Chapter 20: Then Moshe addressed the deal about battles, and the Kohanim (priests) were to be like the coaches on the field, giving the men the pep talk- not to be afraid and remind them that YHWH goes with them!
Next, the officers would ask the army if there was anyone who had built a new house, or a new vineyard, was engaged to be married, or was afraid and tender of heart. These men were then allowed to return home, so that they didn’t pass away in the battle and their things or soon to be wives be given to another man. Or, in the case of the tender hearted- their brothers hearts be faint because of him. And when the officers did all this, they were to first offer a call of peace to the people they were to battle. If they accepted the peace call, those people would serve the children of Yashra’el. If they didn’t accept the call, then all the men of that nation would be killed and the only the women, little ones, livestock and all the spoil of the city would be left as plunder for them. However, when the children of Yashra’el were to battle certain peoples, no one was to be left alive…
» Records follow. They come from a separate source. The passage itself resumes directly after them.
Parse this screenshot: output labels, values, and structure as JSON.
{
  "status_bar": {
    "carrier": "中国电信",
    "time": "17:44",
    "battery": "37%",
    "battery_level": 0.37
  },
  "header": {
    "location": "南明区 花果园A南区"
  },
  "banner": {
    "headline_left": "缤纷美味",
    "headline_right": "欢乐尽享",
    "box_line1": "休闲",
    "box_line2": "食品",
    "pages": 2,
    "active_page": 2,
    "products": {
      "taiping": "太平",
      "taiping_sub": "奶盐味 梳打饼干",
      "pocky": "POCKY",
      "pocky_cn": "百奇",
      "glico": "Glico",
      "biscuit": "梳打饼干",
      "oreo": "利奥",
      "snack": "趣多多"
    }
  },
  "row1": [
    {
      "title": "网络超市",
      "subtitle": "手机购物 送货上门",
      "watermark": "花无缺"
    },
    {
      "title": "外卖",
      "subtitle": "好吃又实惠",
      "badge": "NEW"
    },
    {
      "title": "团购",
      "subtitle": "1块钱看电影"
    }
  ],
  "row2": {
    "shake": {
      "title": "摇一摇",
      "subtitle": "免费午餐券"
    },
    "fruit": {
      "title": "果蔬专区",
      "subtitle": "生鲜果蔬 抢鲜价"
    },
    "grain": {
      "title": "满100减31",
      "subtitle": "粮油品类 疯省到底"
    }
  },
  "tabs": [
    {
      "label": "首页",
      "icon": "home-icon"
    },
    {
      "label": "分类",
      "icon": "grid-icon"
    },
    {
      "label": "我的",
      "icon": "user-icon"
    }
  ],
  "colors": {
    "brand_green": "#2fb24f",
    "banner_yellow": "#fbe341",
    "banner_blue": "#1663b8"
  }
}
Fun Fact: Why couldn’t some of the people be left alive? When it came to the Hittites, Amorites, Kena’anites, Perizzites, Hiwwites and Yebusites, no one was to be left alive, because Moshe warned that they would teach the children of Yashra’el to do all their abominations and then the children of Yashra’el would sin against YHWH.
Chapter 21: This Torah Portion made it known several times that it’s important not to have innocent blood shed in the land. So if a person was found passed away in a field of the land and no one knew who killed him or her, the elders would figure out which city was closest to the incident, and the elders of that city would have to take an offering and wash their hands clean of the situation, just so that city wouldn’t have blood-guilt from the innocent person.
Fun Fact: The figure out which city was closest to the blood-guilt, the elders and judges would have to go out and measure the distance from the slain person to the nearest cities, to figure out which one needed to make an atonement for the incident.
Want to know more? Join us next time as we continue to read through Debarim (Deuteromony)!